"There's this part that makes decisions about pragmatic matters. It's a part of me that for whatever reason I picture as a small man with a mustache. Then there's the part that lives in Olympia and thinks about family and friends. That part is so familiar as to be transparent. I picture it as a view of my backyard in the early summer or the alley facing Otto's behind the State Theater. Then there's the part that is pure determination, the part that overcomes whining and internal strife and pushes me forward. It is kind of akin to the mustache part but I picture it more as me, my physical body and face like I'd see in a photograph. Then of course there's the whiner, the part that must be overcome to get anywhere. That part I picture as myself as a little kid."
With these thoughts swirling in my head I continued on with a goal of reaching the spot that I'd camped on the first night of my trip. It was a long way and fatigue was beginning to set in. On my way across the last field of tussocks I was so tired that I fell over. My backpack got wedged in a trough and I couldn't right myself. I kicked and wiggled like a beetle on its back, but I wasn't going to let the tussocks get the better of me. Eventually I turned myself over and continued on. I don't know why I didn't just take off the backpack.

After 18 hours on the trail and 20 miles I made it to that odd little aluminum tag that I'd camped next to several nights before.
It had rained for the better part of the day and I was soaked from head to toe. When I took off my gloves I wrung nearly a cup of water out of them, and poured out what had been collecting inside my waterproof mitten shells. On top of that discomfort, I'd begun to have a problem keeping my stool in appropriately solid condition and consiquently had dosed several immodiums and my stomach was in a bit of a gaseous uproar. Above all though I was completely exhausted. It was all I could do to set up my camp and climb into bed.

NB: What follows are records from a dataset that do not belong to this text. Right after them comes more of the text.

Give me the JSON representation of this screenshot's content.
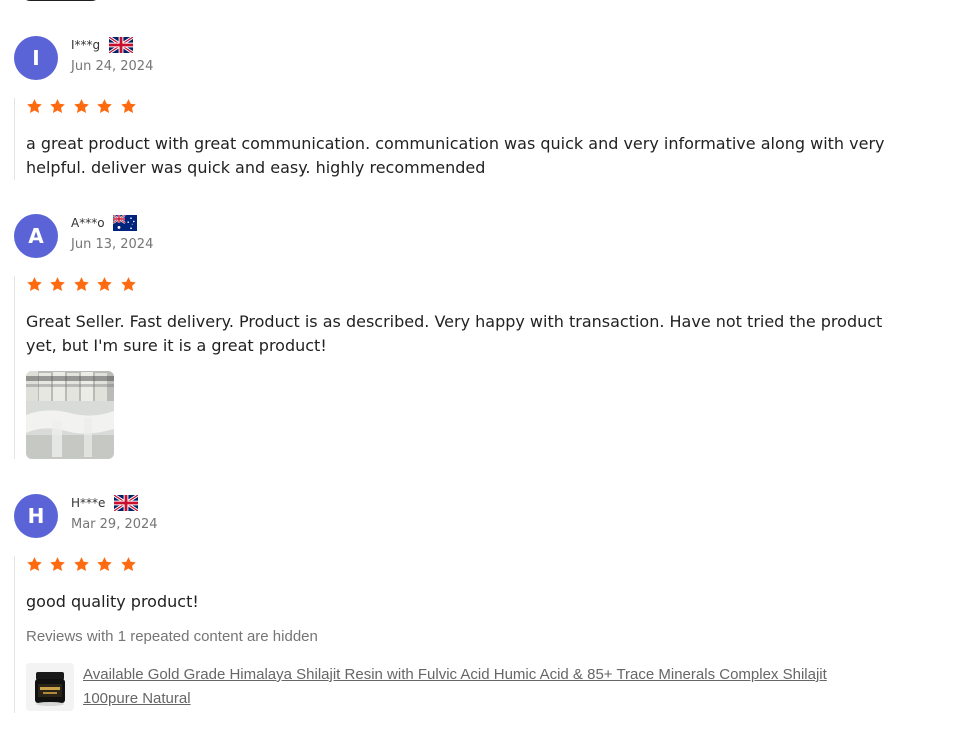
{
  "colors": {
    "avatar_bg": "#5b64d7",
    "star": "#fd6a10",
    "divider": "#e4e4e4",
    "muted_text": "#767676"
  },
  "reviews": [
    {
      "avatar_letter": "I",
      "name": "I***g",
      "flag": "uk-flag-icon",
      "date": "Jun 24, 2024",
      "rating": 5,
      "text": "a great product with great communication. communication was quick and very informative along with very helpful. deliver was quick and easy. highly recommended"
    },
    {
      "avatar_letter": "A",
      "name": "A***o",
      "flag": "australia-flag-icon",
      "date": "Jun 13, 2024",
      "rating": 5,
      "text": "Great Seller. Fast delivery. Product is as described. Very happy with transaction. Have not tried the product yet, but I'm sure it is a great product!",
      "photo_icon": "review-photo-thumbnail"
    },
    {
      "avatar_letter": "H",
      "name": "H***e",
      "flag": "uk-flag-icon",
      "date": "Mar 29, 2024",
      "rating": 5,
      "text": "good quality product!"
    }
  ],
  "hidden_note": "Reviews with 1 repeated content are hidden",
  "product": {
    "thumb_icon": "product-jar-icon",
    "link_text": "Available Gold Grade Himalaya Shilajit Resin with Fulvic Acid Humic Acid & 85+ Trace Minerals Complex Shilajit 100pure Natural"
  }
}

Arctic Trek IV

Journal Entry: 10 July, 2005

I've been holed up in my tent for the last 14 or 15 hours.... [W]hen I woke up today I discovered that the rain that had just started when I set up my tent had been pouring continuously all night.

Little puddles are starting to form in the corners of the tent and drips becoming more common around the edges. I can only hole up for so long, but it seems senseless to go out and get soaked just so I can see a socked in pass.... I've got my barometer out beside me and I check it rather incessantly. It's hanging at a ridiculously low 990 (which must have something to do with the altitude) but I think it has to start rising soon.... Perhaps I can find an alternate route so that I don't have to go back the way I came.

[Later.] After lengthy consideration of the maps I don't think that there is any way for me to go but the way I came. At least on the second time through I'll have a better idea of how to avoid the tussocks.